“The Hunger Games” grossed a whopping $155 million domestically over the weekend, making it the third highest opening film of all time behind “Harry Potter and the “Deathly Hallows Part 2” and “The Dark Knight.”
The profits have nearly doubled the film’s $80 million production budget, exceeding the expectations of Lions Gate executives.
In a marketing method, which is becoming increasingly popular amongst big name studios, “The Hunger Games” finds success by bringing a best-selling novel to the big screen. As seen with the “Harry Potter” series and the “Twilight” saga, filmmakers have the promise of a widespread, pre-established reader fan base, and continue to take full advantage.
Jennifer Lawrence stars as Katniss Everdeen, a teenage girl in a post-apocalyptic America now called Panem, which has since been overrun by drought, famine, poverty, and an oppressive government dictating the 12 districts making up North America. Each year, two individuals are randomly selected from each of the districts to partake in a barbaric, yet televised kill or be killed competition. When Everdeen’s younger sister, Primrose (Willow Shields), is selected for combat, Katniss quickly volunteers to take her place to represent District 12, alongside Peeta Mellark (Josh Hutcherson).
Katniss and Peeta begin their training for the event, but to their dismay, they are informed much of their competition has been training for the games their entire lives.

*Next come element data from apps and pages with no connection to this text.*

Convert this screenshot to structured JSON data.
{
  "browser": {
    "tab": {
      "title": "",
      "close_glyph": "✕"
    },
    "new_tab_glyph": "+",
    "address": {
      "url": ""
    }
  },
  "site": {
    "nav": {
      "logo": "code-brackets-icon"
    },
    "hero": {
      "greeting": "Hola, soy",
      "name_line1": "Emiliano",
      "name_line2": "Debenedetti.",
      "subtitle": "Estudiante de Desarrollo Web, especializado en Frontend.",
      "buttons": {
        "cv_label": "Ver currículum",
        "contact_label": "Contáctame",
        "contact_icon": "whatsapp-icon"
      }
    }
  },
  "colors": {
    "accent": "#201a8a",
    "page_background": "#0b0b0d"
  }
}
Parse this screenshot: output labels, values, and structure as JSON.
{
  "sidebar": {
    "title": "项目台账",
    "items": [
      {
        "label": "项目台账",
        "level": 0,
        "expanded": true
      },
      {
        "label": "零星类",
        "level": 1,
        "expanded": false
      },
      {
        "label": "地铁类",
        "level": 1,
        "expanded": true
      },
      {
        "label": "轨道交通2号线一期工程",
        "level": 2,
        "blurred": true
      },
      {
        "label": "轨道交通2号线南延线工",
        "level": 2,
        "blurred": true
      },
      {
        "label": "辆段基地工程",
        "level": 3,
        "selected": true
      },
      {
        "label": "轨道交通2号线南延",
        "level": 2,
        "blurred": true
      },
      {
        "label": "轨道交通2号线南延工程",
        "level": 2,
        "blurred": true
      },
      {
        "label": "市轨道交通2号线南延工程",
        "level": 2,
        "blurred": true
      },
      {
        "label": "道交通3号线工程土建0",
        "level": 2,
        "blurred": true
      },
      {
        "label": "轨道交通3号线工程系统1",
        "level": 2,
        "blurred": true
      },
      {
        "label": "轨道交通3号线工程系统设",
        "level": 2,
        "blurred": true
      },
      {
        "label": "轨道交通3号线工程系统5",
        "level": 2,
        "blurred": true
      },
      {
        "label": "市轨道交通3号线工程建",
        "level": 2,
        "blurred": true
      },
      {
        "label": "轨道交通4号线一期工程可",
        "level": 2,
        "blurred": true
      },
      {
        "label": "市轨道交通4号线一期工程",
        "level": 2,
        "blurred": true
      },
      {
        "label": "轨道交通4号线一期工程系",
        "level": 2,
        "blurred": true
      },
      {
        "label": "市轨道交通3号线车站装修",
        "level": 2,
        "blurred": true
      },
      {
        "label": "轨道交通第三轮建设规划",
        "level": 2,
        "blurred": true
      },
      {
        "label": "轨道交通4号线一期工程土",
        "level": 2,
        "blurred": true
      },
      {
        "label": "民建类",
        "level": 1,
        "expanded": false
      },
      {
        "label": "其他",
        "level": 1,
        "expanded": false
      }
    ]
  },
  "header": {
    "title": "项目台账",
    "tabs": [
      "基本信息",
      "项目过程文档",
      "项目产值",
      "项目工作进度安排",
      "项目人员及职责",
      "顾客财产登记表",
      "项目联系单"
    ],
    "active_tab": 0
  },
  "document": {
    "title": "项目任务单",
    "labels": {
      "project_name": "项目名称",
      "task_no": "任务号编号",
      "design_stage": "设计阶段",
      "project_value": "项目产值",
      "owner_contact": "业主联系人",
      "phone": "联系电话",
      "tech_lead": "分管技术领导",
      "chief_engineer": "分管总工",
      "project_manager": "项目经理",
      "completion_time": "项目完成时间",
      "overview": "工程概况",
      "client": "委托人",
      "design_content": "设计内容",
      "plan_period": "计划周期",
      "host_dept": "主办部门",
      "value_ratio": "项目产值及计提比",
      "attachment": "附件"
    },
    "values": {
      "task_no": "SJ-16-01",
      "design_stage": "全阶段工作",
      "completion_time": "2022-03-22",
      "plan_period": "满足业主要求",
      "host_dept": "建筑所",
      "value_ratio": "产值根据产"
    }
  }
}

With only one survivor to be chosen each year, Katniss and Peeta find trust in their assigned mentors, Cinna (Lenny Kravitz) and Haymitch Abernathy (Woody Harrelson), who have previously come out as victors of the competition.
Following their training, Katniss and Peeta are thrust into the wilderness, an already dangerous environment made even more formidable by Seneca Crane (Wes Bentley), and his group of technicians who use futuristic technology to add threatening elements to the woodlands arena, home of the 74th annual hunger games.
Some form alliances, while others seek solitude as their strategy in prevailing as the lone victor amongst the 24 selected combatants. Katniss finds herself outnumbered and, despite her skillfulness with a bow, under trained. The staged environment allows the whole world to watch, and for Katniss, winning the game will be the only way to save her life and honor her district.
The film is successful for a number of reasons, most apparently because it adheres to the interests of a widespread demographic of viewers. There is action, sci-fi, romance, drama, and an abundance of suspense to appease males and females, young and old.
“The Hunger Games” introduces a fascinating futuristic world, beautifully shot, with quality acting and a pace that scarcely slows.
Furthermore, the film brings a likeable underdog into a life-threatening situation, giving viewers someone to relate to and someone to root for (one of the golden ingredients of a good movie).
To the credit of the novel, the script is unique yet complete, sealing a successful film while allowing a sequel and ultimately, a trilogy, as planned by Lions Gate.
As with many films based on novels, “The Hunger Games” has the ability to attract a mob if it betrays its literary roots. Though I have not read the novel, my understanding is there have been no slayings or theater fires thus far. Vehicles have maintained their upright positions, and there has been no mention of creating a real-life death arena for the filmmakers. Hopefully, for their sake, they get the sequel right as well.